> [What needs to be done] All entries need to be written out verbatim, with pictures omitted.

(Element data from apps and pages)

»»

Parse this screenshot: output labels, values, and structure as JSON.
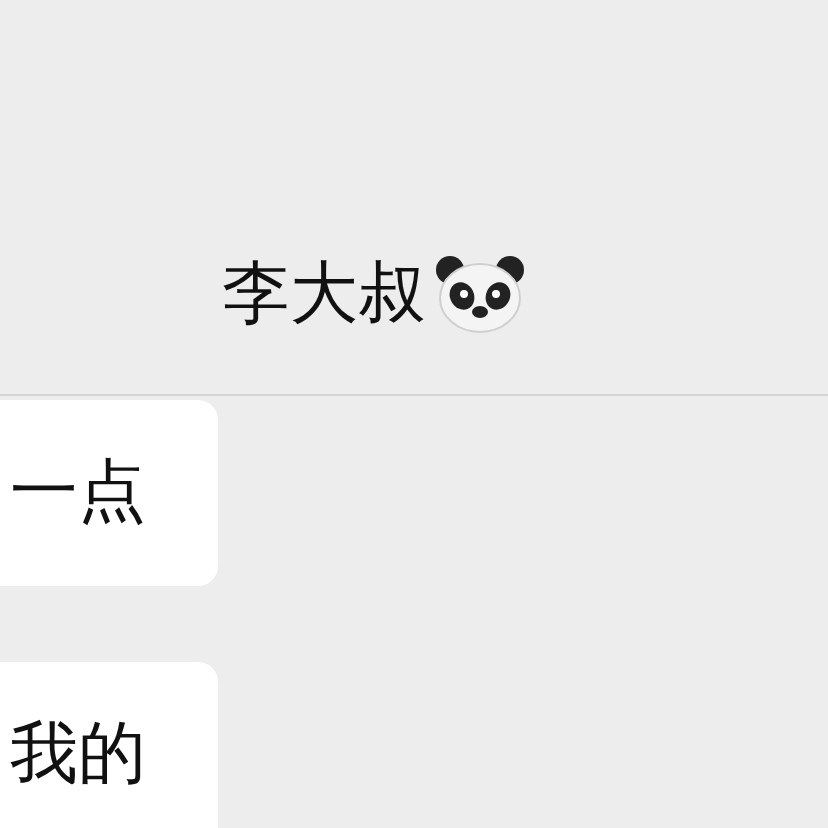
{
  "header": {
    "title": "李大叔"
  },
  "messages": [
    {
      "text": "一点"
    },
    {
      "text": "我的"
    }
  ]
}
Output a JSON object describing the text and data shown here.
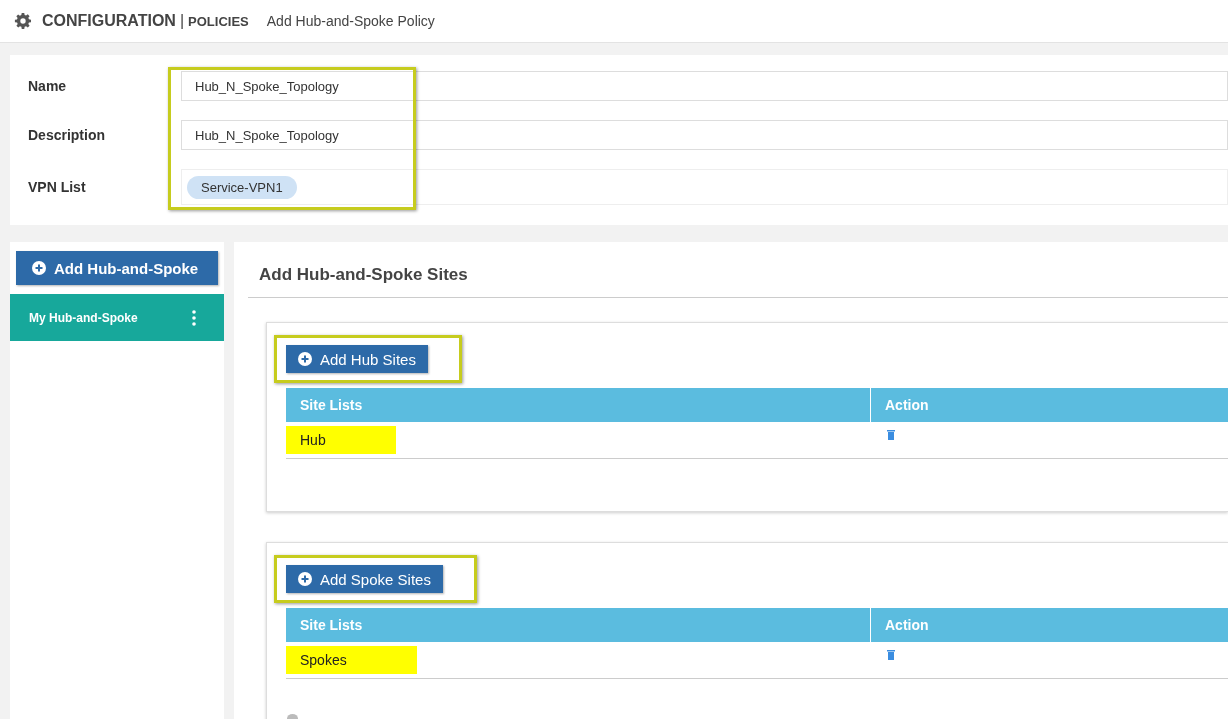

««

> [Response to the exercise]
Parse this screenshot: output labels, values, and structure as JSON.
{
  "header": {
    "title": "李大叔"
  },
  "messages": [
    {
      "text": "一点"
    },
    {
      "text": "我的"
    }
  ]
}
Output a JSON object describing the text and data shown here.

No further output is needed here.